Joseph Aaliyah, Medical Master’s Class of 2021, says he was honored to present at Research Day and to observe the work of fellow students. “This event is only one example of how supportive the student and faculty body are here at EVMS,” he says, “and I’m happy to be a part of that.”

Bruce Britton, MD (MD ’90, Family Medicine Residency ’93), Professor of Clinical Family and Community Medicine, mentored two medical students whose presentations were not the traditional lab-based research. As Director of TEACH (Transformative Education Advancing Community Health), a primary-care training project focused on reducing health disparities, Dr. Britton guided the students in their study of student perceptions of the school’s medical curriculum.

“I think their eyes were opened up to the world of research,” Dr. Britton says. “You don’t need to have Bunsen burners and glass flasks with boiling, smoky stuff coming out of them to do good quality research.”

Whether in person or virtual, Research Day itself serves as more than a learning opportunity for EVMS students. It also inspires youth interested in health and medicine.

For instance, at the 2020 event, as in previous years, students from the Medical and Health Specialties Program at Maury High School in Norfolk observed Research Day online.

One student, Celia L., was particularly interested in a study of the effects of sleep fragmentation on the amplification of atherosclerosis.

“This topic is extremely prevalent for students our age and shows the potential health detriments resulting from losing sleep,” Celia wrote.

“As someone who is interested in research as a possible career in the future, I enjoyed hearing about the varying backgrounds of the medical students who presented their studies today.”

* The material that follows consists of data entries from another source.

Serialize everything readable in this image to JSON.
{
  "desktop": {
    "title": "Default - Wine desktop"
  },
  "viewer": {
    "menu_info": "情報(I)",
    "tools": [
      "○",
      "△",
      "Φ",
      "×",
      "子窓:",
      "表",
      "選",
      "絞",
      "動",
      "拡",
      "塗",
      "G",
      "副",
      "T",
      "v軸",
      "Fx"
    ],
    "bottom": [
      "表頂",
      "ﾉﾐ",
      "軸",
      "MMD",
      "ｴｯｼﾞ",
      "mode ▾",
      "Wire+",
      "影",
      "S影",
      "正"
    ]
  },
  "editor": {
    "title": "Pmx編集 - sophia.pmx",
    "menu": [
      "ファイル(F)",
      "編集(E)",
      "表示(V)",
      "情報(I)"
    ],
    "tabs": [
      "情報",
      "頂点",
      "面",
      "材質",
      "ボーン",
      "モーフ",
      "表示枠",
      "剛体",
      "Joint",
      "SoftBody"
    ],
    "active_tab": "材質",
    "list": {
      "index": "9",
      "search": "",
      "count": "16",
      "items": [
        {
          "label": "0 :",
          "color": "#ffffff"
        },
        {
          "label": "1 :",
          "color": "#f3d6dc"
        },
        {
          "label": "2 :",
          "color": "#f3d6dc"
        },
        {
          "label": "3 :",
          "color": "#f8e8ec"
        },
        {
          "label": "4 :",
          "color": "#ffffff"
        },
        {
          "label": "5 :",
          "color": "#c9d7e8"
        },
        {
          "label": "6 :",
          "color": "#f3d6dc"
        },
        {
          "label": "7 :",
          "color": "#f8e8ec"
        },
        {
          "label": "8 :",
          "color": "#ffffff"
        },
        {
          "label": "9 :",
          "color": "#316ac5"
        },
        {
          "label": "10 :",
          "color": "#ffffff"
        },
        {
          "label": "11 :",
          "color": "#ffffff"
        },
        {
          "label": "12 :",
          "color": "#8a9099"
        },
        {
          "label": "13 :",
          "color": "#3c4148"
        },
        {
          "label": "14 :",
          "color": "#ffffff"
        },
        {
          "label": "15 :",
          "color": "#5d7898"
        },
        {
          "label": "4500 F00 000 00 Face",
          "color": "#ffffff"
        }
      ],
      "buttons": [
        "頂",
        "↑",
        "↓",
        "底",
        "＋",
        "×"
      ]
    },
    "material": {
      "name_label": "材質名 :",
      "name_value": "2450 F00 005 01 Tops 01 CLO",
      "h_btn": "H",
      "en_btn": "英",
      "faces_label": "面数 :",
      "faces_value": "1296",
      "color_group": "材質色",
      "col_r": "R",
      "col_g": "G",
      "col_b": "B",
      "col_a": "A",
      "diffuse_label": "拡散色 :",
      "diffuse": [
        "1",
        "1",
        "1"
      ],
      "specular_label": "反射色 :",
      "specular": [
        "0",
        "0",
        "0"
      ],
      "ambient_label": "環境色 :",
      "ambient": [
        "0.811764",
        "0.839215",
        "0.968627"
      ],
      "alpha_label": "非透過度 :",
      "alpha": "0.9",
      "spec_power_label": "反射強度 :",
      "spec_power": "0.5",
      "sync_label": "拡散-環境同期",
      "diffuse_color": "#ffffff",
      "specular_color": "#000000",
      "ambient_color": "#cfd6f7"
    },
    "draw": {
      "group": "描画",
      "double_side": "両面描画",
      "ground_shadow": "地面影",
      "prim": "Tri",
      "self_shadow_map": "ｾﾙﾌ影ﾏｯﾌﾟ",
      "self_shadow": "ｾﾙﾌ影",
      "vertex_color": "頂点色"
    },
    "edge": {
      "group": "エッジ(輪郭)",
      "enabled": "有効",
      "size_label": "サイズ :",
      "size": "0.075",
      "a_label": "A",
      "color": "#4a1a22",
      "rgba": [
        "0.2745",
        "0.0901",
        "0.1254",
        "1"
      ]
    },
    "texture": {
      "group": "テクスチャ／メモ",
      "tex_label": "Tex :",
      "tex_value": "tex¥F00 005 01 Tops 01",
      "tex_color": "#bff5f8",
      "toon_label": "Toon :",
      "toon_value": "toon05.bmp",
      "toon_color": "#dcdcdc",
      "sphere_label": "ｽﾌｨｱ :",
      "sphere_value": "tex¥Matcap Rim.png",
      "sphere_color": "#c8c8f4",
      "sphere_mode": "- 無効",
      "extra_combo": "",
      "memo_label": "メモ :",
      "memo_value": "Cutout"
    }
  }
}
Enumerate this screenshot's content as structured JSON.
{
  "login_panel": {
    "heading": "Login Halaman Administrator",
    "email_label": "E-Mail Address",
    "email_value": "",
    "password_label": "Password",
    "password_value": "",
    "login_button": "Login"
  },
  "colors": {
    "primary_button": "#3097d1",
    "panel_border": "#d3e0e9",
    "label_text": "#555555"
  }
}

Said one of Celia’s classmates: “Not only was the research incredibly well done and well presented, but it allowed me to envision myself doing and presenting research such as this.”